The best way to run faster, get around that squash court faster, stop backache and get less wobbly is to engage the core. Ah, the mythical core. Runners with sore knees are often told to improve their core strength, so off they go and do enough sit ups to give them a permanent stoop. Or they hold the plank for minutes on end. Knees still hurt – but at least their abs are strong – they hope.
This core thingy is actually the TVA – transversus abdominis – and it wraps around the guts, running from the low ribs to the hip bones, from spine to mid section. It should contract lightly, working like a corset. The firing pattern of the abs should start with the TVA and then the rest follow. Other interesting things happen – the pelvic floor should lift and the deep muscles of the spine wake up and do useful jobs – like supporting the spine. Some authors, like Richardson, Hodges and Hides1 think that other supporting muscles in the body, like the VMO of the knee, wake up and work out too.
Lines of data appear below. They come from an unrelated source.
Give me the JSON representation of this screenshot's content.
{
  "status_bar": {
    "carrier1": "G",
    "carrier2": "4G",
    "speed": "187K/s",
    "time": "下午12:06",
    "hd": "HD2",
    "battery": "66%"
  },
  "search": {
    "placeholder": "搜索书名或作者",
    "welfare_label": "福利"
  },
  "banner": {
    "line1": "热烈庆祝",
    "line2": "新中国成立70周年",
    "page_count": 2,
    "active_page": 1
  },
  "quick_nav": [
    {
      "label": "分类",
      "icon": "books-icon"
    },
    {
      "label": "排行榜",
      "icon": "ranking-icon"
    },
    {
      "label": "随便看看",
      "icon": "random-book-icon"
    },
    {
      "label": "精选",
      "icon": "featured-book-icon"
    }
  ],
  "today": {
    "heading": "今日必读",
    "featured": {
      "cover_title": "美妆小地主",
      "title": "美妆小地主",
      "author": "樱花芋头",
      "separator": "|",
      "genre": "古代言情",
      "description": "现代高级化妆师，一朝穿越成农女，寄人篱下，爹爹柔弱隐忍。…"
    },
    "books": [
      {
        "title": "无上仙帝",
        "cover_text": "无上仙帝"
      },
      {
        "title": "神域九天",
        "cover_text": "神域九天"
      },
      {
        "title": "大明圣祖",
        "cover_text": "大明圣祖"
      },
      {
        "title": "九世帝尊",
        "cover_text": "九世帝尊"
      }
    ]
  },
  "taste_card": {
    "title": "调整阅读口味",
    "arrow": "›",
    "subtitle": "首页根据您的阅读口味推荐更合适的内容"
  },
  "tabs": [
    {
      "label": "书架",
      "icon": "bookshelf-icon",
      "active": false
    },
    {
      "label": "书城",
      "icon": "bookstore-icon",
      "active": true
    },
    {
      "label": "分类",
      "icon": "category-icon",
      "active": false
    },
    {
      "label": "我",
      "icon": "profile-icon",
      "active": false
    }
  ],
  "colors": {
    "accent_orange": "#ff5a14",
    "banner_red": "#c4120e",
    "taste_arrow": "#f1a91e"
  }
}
So all in all, an excellent thing.
The problem is that most people’s TVA is fast asleep. When they engage their abs, they merely stiffen their midsection, so a plank is very hard work and sit ups have their low back flapping up and down like a landed fish. If the abs harden when they engage, how on earth can we breathe when rushing about playing sports, running or cycling?
An easy way to get in touch with the TVA is to lie in the bath and relaaaxx. Then, when it gets a bit boring, lift the pelvic floor. If the TVA is in any way active, we should see our belly button magically float in towards our spine. Then we do it the other way – gently pull the belly button inwards and we should feel the pelvic floor lifting up. The blokes should see an actual lift of the tip of the penis or see/feel their balls ascending. For us girls, if we can’t feel anything, then stick a finger up and give it a bit of a squeeze.
The core should work automatically. Eating stuff that does not agree with us, or having tummy ache, will mean the TVA will not contract. If we have a sore finger, the last thing we want to do is squeeze it! And so it is with sore guts.
Abdominal surgery will make it hard for the TVA to engage, for the same reason – sore guts, plus cut abdominal muscles and scar tissue.
So if the core is not engaging, we need to rehabilitate it when we have calmed the guts down. Stuffing down a cheese sandwich is a sure way of de-activating the core.
We also need to get the cranial nerves activating the guts going again – for example the vagus nerve helps digestion. This is the wondrous world of Z-health.
To get a truly strong, active core requires a whole series of activities before even thinking about doing 50 sit ups. Come to that, it won’t be necessary to do 50 sit ups unless there is really nothing better to do in life.
But starting in the bath is a good place to begin.
And the benefits of a good strong core will be felt in the bedroom by both sexes.
- Therapeutic Exercise for Lumbar Stabilisation. Richardson, Hodges and Hides. [↩]